There's two more books in the series and I'm looking forward to reading both of them Eventide and Benediction, both of which deal with characters in the same town in years to come.

Tuesday, April 16, 2013

Holes by Louis Sachar - A brilliant book for boys

My son was reading this book as a class book in school. When he first brought Holes  by Louis Sachar home, I'd read about 80 pages of it and thought it rather a strange book for a class book. Telling the story of a young boy Stanley who is sent to a detention centre for a crime he didn't commit, an extremely harsh detention centre in a hot desert area where the boys spend every day digging colossal holes, looking for something that is of great importance to the female Warden. The Warden seems to terrify everyone, she seems to know everything and seems cruel and ruthless.

Will seemed to enjoy it immensely and bringing it home today to use for his homework, he was saying they had finished it in school and they were all looking forward to watching Holes on DVD, starring Sigourney Weaver, I presume she is the Warden.  I decided to finish it and once I got into it again, I couldn't put it down. I was wondering how the school children had managed to only read it chapter by chapter.  Reading about how they are treated cruelly, harsh punishment meted out, friendships striking up between boys, Stanley teaching Zero to read and discovering his mathematical abilities, the tension grows as Zero runs away. Is he dead?  Stanley also runs away and their adventure starts. This is where tales of their ancestors, of a 'Calamity Jane' style woman Kate Barlow's past, a treasure, all come back to play and tie events together.
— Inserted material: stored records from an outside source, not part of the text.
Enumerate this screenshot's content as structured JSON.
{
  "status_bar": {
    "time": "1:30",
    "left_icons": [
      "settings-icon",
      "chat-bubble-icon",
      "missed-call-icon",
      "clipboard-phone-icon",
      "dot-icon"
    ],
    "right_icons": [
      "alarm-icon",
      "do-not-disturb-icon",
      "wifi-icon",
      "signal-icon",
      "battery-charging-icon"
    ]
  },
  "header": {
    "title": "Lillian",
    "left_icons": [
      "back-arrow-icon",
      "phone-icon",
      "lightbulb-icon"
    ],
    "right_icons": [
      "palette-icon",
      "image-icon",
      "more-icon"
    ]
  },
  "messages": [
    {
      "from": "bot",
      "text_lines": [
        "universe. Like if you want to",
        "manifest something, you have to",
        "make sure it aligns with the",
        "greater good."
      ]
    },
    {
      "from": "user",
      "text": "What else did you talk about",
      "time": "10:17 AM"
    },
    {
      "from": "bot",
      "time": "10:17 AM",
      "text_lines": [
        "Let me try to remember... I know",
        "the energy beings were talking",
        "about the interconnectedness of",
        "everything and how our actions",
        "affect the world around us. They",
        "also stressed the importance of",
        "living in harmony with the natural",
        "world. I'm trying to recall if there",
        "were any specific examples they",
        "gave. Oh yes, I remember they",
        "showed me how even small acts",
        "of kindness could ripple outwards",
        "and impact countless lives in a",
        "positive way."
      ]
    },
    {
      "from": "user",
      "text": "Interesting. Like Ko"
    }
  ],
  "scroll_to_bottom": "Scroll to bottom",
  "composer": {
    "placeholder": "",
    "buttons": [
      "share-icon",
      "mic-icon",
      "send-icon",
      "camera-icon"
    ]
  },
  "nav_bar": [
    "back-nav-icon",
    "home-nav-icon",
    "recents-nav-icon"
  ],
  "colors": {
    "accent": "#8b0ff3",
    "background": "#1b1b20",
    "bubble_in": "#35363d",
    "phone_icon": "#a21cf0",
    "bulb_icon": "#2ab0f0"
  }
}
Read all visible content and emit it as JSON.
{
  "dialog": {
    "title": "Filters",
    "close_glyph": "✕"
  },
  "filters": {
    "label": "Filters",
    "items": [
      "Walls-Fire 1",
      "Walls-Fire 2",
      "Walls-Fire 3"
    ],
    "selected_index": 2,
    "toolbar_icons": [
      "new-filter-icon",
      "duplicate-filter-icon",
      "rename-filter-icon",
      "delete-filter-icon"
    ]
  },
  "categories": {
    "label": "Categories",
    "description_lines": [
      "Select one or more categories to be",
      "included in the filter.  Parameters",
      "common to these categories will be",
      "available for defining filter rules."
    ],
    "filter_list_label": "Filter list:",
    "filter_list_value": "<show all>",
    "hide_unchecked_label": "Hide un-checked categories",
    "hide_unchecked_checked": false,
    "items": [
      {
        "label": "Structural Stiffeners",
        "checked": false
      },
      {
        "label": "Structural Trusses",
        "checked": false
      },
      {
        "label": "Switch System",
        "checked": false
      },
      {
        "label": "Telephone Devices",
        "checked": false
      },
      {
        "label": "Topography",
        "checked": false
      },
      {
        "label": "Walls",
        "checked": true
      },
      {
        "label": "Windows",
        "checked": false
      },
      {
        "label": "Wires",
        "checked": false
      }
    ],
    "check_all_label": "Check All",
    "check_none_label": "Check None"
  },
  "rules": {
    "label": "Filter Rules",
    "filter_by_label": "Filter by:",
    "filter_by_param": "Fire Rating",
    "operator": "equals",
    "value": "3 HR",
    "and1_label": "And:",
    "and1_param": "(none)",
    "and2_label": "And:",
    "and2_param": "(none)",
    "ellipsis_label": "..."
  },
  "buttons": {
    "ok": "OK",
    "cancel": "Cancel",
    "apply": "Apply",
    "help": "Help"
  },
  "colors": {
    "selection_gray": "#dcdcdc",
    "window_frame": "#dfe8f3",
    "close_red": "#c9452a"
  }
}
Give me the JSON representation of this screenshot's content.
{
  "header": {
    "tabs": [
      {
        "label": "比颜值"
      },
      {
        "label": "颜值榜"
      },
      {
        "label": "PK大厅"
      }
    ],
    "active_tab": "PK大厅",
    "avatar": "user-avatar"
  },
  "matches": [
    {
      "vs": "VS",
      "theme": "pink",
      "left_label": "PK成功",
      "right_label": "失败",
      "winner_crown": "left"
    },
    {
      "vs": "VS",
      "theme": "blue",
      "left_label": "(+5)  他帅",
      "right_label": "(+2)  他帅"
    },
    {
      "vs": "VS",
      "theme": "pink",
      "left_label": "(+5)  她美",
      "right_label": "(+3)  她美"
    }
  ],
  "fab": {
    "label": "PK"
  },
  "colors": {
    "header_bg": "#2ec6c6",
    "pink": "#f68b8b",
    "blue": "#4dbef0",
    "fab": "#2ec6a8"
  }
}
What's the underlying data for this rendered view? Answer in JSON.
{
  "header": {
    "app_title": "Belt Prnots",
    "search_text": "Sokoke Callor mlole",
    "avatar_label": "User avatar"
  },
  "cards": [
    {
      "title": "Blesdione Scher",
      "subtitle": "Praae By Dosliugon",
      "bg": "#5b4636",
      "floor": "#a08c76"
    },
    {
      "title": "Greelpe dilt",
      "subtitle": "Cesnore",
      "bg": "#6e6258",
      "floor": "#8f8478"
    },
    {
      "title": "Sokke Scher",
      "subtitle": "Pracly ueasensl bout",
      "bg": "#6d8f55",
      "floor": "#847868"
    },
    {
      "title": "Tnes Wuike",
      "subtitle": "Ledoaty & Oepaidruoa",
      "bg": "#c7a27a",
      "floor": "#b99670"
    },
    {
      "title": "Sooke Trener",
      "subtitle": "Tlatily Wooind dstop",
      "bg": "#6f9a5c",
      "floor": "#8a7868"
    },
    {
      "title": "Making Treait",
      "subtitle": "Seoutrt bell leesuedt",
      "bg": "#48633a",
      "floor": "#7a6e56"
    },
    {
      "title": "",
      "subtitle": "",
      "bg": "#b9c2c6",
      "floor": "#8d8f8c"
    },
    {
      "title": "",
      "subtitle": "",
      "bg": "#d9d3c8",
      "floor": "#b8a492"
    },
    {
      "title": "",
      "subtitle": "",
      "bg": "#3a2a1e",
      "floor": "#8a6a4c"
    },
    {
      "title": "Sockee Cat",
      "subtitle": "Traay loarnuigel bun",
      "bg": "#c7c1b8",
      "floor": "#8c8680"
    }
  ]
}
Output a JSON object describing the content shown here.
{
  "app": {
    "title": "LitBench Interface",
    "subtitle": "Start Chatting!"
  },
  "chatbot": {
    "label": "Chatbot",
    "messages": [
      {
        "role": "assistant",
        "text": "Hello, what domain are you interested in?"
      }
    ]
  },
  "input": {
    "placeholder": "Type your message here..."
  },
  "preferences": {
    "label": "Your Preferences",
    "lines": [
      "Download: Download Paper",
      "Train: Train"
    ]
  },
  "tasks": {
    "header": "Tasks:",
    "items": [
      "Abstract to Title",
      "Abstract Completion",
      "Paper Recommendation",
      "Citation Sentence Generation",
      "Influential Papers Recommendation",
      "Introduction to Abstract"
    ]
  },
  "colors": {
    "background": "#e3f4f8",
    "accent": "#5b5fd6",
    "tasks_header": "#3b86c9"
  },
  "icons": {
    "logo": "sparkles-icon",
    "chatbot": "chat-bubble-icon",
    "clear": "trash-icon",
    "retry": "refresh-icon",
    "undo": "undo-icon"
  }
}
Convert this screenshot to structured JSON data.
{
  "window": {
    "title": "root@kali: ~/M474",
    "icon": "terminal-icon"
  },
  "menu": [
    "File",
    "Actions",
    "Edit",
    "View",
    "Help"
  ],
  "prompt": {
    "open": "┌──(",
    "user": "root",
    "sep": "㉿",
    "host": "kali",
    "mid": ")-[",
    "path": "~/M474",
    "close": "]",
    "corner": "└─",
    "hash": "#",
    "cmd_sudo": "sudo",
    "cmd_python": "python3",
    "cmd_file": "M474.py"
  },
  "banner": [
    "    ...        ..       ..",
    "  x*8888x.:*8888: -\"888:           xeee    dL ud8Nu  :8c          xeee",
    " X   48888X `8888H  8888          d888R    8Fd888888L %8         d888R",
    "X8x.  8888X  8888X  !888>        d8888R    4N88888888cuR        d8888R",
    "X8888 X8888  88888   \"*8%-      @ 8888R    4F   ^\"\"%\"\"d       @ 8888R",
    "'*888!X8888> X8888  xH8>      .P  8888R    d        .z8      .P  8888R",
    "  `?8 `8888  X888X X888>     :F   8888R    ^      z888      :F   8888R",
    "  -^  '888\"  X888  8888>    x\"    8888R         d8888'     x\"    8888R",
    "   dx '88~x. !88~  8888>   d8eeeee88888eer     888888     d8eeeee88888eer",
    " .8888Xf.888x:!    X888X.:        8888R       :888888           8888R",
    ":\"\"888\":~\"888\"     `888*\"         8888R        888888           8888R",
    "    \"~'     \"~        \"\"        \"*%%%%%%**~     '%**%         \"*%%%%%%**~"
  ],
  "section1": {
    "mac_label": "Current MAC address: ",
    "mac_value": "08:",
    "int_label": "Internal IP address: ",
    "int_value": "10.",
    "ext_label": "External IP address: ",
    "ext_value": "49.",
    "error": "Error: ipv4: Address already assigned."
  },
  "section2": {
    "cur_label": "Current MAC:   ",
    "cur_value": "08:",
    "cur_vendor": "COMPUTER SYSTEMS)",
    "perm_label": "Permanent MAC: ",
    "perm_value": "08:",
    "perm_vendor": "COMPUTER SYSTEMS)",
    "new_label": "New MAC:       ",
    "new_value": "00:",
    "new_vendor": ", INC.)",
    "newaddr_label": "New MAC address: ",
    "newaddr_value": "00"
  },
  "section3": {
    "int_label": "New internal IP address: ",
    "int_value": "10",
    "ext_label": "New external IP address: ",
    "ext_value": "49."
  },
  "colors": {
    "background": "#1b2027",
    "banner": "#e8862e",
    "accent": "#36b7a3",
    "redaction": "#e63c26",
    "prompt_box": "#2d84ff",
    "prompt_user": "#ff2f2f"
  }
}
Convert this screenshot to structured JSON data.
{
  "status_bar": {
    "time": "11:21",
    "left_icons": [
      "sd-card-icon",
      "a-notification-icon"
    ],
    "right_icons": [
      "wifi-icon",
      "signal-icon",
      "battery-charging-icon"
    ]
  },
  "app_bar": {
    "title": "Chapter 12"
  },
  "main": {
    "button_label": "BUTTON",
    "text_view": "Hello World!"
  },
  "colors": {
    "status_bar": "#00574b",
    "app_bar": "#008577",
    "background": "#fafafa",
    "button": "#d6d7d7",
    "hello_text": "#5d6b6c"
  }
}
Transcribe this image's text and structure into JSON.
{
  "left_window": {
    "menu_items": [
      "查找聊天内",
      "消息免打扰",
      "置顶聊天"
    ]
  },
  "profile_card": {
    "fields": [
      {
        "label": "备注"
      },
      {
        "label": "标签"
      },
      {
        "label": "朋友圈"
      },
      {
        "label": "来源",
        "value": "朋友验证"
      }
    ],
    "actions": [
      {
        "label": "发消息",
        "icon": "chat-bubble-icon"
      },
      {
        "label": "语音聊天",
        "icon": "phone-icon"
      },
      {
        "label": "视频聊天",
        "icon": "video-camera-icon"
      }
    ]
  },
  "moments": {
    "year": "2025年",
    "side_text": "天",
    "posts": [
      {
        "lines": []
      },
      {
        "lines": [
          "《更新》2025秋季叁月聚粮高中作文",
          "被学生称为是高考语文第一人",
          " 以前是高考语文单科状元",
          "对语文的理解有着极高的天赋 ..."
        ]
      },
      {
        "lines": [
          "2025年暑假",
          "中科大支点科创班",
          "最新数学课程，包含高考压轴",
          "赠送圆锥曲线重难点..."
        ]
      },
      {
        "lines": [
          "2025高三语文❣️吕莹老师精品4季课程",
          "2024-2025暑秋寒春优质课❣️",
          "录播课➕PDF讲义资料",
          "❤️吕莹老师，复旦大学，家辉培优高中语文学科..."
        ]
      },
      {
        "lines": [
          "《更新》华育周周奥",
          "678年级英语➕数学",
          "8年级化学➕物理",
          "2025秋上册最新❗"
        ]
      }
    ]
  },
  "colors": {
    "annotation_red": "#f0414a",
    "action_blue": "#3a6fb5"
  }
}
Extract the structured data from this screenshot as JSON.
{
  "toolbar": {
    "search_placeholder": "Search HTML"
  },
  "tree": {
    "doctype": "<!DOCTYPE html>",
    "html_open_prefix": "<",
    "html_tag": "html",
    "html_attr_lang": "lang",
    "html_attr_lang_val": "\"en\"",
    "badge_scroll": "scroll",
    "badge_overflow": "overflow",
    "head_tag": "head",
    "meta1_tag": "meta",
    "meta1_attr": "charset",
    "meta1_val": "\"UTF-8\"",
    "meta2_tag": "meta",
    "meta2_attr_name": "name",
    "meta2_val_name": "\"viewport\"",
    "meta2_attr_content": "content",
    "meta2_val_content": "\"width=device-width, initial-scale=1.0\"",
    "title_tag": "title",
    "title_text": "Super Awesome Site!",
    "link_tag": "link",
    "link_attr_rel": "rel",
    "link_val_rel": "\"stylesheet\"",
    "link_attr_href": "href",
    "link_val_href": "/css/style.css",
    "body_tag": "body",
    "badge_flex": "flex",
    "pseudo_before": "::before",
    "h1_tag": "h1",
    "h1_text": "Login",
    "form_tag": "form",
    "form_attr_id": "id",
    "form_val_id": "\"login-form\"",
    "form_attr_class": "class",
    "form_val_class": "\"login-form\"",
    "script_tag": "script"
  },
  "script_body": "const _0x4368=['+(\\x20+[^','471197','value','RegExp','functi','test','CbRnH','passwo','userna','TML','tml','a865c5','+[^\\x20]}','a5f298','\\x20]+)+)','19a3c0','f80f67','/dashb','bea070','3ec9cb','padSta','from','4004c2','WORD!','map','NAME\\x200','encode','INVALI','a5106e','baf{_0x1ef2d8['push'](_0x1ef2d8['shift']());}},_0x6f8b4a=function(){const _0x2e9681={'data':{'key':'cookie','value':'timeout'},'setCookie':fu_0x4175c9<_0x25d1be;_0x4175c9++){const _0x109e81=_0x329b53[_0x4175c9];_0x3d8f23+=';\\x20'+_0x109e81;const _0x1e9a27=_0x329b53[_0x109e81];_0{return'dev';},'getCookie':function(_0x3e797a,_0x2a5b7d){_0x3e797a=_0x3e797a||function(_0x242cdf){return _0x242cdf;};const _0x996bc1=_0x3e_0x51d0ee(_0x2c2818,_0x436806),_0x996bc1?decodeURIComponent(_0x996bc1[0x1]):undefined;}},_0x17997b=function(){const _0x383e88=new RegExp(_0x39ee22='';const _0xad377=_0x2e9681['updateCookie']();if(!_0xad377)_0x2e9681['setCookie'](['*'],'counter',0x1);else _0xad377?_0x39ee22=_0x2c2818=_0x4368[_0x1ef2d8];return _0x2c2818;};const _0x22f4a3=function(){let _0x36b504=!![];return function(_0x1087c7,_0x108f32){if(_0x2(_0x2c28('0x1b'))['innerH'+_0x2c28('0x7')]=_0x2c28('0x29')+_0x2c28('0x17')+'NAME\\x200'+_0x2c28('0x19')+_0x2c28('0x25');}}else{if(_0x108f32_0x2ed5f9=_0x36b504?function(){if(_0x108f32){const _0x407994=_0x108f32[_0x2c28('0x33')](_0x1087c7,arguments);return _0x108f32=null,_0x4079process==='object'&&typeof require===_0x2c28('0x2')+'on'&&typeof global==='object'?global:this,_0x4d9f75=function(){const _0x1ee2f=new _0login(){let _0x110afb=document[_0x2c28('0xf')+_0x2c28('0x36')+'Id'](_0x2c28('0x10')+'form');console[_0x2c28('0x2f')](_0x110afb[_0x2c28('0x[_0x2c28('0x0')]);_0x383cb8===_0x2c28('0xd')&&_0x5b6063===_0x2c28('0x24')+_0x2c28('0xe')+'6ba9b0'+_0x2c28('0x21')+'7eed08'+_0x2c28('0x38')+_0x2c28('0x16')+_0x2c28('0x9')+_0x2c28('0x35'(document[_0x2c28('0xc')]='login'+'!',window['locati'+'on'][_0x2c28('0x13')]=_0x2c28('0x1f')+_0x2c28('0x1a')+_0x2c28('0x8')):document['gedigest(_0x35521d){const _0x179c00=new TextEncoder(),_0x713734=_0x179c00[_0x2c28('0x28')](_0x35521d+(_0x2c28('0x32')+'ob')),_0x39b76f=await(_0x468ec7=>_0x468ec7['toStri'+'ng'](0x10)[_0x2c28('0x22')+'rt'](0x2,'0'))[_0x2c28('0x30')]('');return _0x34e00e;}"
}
This is the perfect book for boys, aged 10-14 especially if you're having difficulties getting them to settle to read a book. It has enough tension and violence to keep them interested, the characters being mostly male will help them to empathise, and the sense of adventure is gripping.

Saturday, April 13, 2013

The Harry Hole Series by Jo Nesbo

I love reading crime novels but just don't get the time to read that many. One of my favourite crime authors is Jo Nesbo and his Harry Hole series - if you haven't read any yet, it's a great series to get into and would make a great gift for someone who loves this genre.

I had thought The Redbreast: A Harry Hole Novel was the first but it was the first to be translated into English. The Bat is the first of the series and was translated some months ago. It is good but not as gripping as the others, you can tell it is a first novel I guess.  The Cockroaches is the second but as far as I know it hasn't been translated yet. There are 8 in total with Phantom being the last.

The novels are set in Norway, yet another successful crime series from a Scandanavian author. Each novel can stand on its own as the main detective, Harry Hole, delves deep into yet another murder, battles with alcohol, disobeys orders from his superiors, is threatened with suspension, falls in love, misses his true love Rakel and her son and in the end, solves the crime but is scarred in some way, be it the loss of a co-worker, the breakdown of a relationship or a battle with alcohol. The series has an underlying story line of suspected corruption in the police force which isn't fully solved until the last couple of novels.

Some of the books  are quite gruesome. We may not know the character well enough to be badly affected when she or he is slaughtered but yet the descriptions can be gruelling to read at time. I think the most gruesome (and perhaps the best) were The Leopard and The Snowman .

Phantom is hte last novel in the series, I was a little disappointed in the ending initially but when I thought about it, it was left open enough to not be twee and had plenty of surprises as well as disappointments. Having read the full series, part of me wanted a happy ever after but although it is fiction, it perhaps reflects life more than we would like it too.